Evident in this regard is the prosecution of several federal agents who attempted to steal over $800,000 worth of Bitcoin from the Silk Road proceeds. The moment the agents tried to ‘unload’ them, they were caught because every transaction, just like every bitcoin, is unique and recorded in the blockchain for eternity.

There is no limit, for instance, to the number of copies one could make of e-books, songs, videos and, put simply, there is an infinite number of digital copies one could make of anything but bitcoin. For the first time ever in the world of investment, banking, financial transactions and not only, a web of thousands of computers across the world allows for a virtual coin to have an unique fungible aspect whose main feature is the paradox of its current existence, too: its scarcity.

According to Investopedia, there are over 18,000 cryptocurrencies in existence as of March 2022 and, although many of these cryptocoins have little to no following or trading volume, some enjoy immense popularity among dedicated communities of backers and investors.

Cryptocurrencies see a fall in their mining block reward in four-year cycles, and their popularity – which translates in their mining – is directly driven by a simple principle of supply and demand. Bitcoin’s protocol will stop when 21 million bitcoins are reached, unlike the hard cash which continues to be minted as banknotes and coins come out of circulation or new hard currency injections are directed by national banks.

Supporters of the cryptoverse revolution are very vocal in terms of the benefits that digital currencies can offer to those individuals whose national currency means, more often than not, nothing. Devaluation of a nation state’s currency – such as, most recently, the Russian ruble – means that the trading of that currency on the foreign markets is less attractive thus less powerful in relation to the US dollar or the UK pound.
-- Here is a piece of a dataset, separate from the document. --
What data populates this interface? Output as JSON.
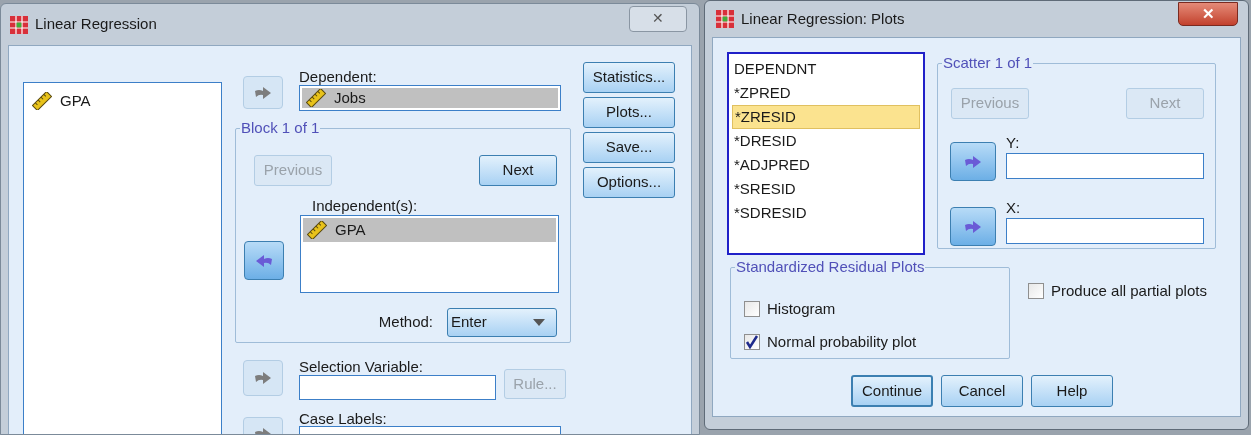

Democracies have clear, open, and transparent rules when it comes to cryptocurrencies: their use, their trading, and their translation into conventional currency. But the democracies of today’s world make up for less 15% of the world’s population. For instance, the poverty-stricken population of Venezuela (a country whose oil reserves are the largest in the world, surpassing those of Saudi Arabia), cryptocurrencies are slowly becoming an accepted way of life and living.

JP Morgan Chase is one of the largest banks in the world, its transactions amounting to USD 16 trillion daily. Its CEO, Jamie Dimond, recently argued that bitcoin is worthless and that cryptocurrencies will end up being regulated by governments. One may understand that the advent of the cryptoverse poses a significant challenge to the traditional banking models and to the way business transaction proceeds have been – and for the greatest part still are – being carried out today. But, to ‘close’ or even regulate bitcoin or the multitude of cryptocurrencies out there would simply be impossible. As long as there is a World Wide Web, free for many and accessible to many, digital currencies will continue to exist, be traded and be used, even though some politicians naively believe that they can stop open source software.

Innovation and technological revolution are here not only to stay but to evolve. Only a catastrophe of global proportion such as a nuclear winter or an outright global conflagration could, potentially, permanently, or temporarily disrupt the cryptoverse revolution. As with almost any and all digital technologies, it is the user of that technology that renders its use for good or for bad purposes.